[Component data from apps and pages]

Start of Block

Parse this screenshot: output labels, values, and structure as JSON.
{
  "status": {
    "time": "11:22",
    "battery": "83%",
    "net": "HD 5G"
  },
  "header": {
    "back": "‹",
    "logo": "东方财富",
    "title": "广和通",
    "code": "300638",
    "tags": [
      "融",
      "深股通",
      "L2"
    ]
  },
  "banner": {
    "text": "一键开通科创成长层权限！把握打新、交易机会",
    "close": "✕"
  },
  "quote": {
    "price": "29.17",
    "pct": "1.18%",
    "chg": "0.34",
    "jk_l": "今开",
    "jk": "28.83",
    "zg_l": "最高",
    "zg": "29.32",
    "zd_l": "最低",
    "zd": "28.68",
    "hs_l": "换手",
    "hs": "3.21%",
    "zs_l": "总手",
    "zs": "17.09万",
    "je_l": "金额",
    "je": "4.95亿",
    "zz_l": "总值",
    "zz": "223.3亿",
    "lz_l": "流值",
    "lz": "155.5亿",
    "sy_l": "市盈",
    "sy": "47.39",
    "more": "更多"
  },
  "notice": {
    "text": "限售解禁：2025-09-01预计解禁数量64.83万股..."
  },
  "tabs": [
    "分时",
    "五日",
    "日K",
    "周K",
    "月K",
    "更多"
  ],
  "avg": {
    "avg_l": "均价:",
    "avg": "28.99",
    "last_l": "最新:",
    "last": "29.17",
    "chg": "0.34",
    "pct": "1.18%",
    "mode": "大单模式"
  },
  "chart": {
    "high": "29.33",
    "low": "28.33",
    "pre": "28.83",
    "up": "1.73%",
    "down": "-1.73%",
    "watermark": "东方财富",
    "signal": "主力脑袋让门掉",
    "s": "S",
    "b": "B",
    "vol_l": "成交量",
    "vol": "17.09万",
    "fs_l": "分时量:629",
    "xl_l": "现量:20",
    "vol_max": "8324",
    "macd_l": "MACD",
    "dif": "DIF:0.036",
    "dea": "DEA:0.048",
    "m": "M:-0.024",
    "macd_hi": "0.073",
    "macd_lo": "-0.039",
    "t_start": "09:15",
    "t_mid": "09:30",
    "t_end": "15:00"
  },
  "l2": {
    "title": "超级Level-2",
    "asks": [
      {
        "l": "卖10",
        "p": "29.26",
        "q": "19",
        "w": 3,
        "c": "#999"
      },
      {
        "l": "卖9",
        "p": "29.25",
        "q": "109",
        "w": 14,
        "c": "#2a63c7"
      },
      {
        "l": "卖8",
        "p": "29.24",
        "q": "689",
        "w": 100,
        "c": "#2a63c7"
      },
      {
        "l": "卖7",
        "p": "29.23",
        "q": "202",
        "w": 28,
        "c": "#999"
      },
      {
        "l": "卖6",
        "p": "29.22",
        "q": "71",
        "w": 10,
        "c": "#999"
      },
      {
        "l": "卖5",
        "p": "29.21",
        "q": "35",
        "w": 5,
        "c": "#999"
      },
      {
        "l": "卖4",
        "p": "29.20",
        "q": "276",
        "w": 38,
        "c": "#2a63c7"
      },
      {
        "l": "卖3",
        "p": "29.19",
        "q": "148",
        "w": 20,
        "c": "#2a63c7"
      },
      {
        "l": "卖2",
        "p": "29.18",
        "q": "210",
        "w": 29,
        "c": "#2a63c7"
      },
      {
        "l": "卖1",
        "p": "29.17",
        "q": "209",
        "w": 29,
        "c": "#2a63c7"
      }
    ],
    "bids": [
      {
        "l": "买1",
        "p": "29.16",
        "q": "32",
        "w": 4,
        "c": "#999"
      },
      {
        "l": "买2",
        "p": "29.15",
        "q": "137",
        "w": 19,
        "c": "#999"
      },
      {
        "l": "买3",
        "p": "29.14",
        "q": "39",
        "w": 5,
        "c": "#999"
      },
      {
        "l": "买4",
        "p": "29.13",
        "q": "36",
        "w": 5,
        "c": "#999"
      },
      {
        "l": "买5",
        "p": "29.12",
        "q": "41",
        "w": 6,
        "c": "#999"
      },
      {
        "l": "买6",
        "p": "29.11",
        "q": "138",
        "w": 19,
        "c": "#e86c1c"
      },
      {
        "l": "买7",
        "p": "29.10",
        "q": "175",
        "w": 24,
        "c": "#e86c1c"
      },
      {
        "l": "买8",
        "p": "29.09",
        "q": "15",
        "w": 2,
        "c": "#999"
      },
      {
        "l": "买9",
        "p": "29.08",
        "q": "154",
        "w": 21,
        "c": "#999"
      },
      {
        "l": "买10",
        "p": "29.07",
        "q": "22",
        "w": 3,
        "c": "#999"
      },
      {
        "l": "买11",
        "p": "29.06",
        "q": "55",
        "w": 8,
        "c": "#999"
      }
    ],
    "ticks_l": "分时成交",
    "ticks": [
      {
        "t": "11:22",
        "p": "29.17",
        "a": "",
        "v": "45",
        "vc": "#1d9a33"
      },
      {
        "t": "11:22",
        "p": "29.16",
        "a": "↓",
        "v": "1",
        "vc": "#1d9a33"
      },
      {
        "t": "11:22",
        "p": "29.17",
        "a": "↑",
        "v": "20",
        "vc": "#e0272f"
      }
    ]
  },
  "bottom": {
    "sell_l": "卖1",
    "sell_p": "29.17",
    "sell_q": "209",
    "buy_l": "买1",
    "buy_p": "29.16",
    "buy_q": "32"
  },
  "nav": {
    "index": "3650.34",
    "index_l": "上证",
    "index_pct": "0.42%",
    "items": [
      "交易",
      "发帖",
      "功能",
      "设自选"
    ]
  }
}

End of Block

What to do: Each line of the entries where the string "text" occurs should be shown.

Result of this exercise:
    "text": "一键开通科创成长层权限！把握打新、交易机会",
    "text": "限售解禁：2025-09-01预计解禁数量64.83万股..."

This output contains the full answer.